══ Data for this exercise ══
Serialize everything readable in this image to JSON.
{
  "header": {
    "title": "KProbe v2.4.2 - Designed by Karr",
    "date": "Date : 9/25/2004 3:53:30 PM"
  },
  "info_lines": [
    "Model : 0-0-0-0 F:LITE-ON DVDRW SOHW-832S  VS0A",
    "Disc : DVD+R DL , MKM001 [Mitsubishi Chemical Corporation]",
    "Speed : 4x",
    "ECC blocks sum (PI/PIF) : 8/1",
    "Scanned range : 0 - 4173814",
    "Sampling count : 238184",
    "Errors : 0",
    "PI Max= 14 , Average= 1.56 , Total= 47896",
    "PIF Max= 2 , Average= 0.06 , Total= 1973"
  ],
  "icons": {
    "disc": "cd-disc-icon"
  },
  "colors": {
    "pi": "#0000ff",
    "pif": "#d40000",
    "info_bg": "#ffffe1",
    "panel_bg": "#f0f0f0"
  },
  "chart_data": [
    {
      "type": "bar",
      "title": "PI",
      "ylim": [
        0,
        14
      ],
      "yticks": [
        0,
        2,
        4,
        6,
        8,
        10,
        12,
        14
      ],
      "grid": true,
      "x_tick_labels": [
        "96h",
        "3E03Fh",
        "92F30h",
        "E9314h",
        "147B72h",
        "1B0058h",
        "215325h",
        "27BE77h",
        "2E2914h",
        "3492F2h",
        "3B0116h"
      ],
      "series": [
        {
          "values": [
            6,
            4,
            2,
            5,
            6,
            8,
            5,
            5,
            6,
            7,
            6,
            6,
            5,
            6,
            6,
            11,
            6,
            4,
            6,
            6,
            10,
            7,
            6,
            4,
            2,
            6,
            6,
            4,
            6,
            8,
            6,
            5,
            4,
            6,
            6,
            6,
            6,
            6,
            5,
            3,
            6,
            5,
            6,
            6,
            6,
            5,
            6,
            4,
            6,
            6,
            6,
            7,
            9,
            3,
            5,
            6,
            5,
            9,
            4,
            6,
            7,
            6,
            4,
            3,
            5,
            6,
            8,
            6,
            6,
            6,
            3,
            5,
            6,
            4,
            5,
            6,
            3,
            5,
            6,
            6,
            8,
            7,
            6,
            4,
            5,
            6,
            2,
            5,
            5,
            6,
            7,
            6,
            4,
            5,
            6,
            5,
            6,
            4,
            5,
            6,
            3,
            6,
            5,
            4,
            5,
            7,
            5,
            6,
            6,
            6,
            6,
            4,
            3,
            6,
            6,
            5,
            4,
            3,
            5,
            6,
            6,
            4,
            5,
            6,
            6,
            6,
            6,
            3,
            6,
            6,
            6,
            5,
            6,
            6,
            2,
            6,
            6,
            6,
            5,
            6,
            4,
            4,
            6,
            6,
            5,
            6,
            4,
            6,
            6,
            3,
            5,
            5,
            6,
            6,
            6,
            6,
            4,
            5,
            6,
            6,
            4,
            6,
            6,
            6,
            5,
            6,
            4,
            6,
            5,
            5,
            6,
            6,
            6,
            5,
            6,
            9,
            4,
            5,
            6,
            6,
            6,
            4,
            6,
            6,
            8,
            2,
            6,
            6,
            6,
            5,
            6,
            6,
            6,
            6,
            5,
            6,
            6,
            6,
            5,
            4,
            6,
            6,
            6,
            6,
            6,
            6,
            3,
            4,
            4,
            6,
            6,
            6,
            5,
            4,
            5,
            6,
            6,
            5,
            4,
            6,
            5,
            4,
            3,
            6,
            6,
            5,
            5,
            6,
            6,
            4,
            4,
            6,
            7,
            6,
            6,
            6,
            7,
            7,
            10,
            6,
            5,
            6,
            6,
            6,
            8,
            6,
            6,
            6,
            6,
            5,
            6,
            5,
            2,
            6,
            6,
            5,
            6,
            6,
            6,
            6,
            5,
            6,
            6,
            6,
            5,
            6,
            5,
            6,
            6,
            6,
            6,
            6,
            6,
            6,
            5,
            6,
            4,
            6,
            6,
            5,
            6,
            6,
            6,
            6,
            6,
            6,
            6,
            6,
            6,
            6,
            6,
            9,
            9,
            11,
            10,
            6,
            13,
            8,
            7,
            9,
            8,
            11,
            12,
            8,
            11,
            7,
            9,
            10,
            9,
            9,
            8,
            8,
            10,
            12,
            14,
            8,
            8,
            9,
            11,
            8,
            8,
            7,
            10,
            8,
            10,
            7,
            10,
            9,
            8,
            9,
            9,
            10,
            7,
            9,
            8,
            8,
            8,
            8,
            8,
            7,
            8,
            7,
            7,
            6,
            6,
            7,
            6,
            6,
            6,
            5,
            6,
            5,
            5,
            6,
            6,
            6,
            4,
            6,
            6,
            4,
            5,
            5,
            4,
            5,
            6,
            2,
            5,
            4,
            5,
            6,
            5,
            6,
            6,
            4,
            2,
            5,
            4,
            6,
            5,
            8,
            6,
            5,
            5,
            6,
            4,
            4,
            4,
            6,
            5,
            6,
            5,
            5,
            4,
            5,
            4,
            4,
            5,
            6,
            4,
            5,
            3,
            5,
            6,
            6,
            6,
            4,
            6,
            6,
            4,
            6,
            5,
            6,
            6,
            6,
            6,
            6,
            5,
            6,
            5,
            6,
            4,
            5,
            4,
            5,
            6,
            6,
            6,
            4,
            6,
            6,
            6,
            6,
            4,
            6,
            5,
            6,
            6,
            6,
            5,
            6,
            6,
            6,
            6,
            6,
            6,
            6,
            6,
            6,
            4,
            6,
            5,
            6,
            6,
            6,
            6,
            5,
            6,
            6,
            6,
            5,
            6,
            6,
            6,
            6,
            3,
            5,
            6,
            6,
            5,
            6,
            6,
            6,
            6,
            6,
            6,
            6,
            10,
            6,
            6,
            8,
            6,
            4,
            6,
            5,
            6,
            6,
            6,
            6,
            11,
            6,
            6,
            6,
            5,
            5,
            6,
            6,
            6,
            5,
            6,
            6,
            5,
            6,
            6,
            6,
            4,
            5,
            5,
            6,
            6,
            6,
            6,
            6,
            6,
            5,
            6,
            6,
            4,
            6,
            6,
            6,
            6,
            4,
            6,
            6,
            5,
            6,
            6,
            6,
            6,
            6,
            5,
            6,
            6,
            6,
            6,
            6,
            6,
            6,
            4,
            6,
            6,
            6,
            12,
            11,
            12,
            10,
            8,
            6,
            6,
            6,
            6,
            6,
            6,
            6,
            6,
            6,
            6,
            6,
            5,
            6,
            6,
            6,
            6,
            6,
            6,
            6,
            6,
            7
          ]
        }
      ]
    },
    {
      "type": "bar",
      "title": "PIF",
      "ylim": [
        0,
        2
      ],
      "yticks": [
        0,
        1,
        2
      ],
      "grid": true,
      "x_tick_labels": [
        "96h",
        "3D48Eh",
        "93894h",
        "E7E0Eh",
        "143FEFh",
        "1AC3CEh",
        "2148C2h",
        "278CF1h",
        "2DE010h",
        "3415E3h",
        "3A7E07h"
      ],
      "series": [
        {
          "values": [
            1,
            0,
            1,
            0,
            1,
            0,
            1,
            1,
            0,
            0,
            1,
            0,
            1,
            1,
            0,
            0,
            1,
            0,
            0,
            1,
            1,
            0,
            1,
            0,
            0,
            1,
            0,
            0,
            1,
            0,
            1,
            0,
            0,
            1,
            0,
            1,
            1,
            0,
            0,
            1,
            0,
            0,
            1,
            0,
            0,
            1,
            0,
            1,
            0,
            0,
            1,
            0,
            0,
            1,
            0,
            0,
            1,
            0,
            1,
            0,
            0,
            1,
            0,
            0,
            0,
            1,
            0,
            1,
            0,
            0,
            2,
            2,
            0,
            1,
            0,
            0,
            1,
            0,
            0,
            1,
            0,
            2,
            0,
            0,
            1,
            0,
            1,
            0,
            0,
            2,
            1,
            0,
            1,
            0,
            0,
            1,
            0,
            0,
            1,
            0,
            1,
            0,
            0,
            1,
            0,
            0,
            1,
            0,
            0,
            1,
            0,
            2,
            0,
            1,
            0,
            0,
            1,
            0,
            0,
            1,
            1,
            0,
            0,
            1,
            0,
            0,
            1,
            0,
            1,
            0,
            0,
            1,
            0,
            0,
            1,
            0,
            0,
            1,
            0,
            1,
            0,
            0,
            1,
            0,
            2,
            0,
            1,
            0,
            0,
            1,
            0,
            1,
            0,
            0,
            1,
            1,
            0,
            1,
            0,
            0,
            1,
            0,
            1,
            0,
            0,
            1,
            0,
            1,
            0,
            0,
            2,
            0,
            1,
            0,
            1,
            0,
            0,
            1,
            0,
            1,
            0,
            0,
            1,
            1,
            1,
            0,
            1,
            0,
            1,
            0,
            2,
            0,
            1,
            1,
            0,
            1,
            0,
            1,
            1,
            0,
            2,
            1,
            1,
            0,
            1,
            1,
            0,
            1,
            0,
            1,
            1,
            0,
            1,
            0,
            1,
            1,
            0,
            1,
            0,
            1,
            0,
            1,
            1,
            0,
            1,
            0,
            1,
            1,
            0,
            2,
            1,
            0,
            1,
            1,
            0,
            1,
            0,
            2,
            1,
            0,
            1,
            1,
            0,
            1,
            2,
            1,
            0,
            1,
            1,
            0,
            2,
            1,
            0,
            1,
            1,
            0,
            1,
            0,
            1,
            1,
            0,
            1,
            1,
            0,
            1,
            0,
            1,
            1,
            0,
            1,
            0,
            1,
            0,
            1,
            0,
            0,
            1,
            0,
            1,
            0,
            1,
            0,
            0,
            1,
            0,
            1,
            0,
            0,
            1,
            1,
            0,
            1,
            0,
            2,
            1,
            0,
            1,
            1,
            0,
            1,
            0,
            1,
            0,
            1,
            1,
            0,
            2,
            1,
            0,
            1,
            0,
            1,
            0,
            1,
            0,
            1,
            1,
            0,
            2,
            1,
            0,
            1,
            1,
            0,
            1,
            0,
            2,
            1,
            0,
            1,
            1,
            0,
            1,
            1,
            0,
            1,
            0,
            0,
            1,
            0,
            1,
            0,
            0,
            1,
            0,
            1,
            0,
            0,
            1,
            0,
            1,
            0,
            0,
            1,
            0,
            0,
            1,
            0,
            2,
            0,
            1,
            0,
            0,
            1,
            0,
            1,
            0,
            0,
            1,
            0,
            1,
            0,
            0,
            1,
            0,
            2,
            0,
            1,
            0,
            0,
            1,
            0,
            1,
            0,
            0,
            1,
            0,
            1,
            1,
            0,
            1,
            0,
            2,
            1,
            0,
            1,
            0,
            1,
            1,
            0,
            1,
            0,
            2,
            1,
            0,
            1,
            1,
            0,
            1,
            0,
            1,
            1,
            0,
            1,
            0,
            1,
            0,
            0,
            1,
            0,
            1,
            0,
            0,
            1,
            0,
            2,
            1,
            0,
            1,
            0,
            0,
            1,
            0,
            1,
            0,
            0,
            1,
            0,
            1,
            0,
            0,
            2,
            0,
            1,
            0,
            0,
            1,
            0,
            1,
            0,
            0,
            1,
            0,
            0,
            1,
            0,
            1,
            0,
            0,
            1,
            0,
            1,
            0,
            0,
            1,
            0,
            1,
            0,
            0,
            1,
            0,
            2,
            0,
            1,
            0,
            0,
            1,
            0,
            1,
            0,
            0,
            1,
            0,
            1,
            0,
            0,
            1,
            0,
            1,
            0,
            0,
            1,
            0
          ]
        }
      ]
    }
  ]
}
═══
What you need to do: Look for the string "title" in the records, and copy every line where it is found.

Answer space:
    "title": "KProbe v2.4.2 - Designed by Karr",
      "title": "PI",
      "title": "PIF",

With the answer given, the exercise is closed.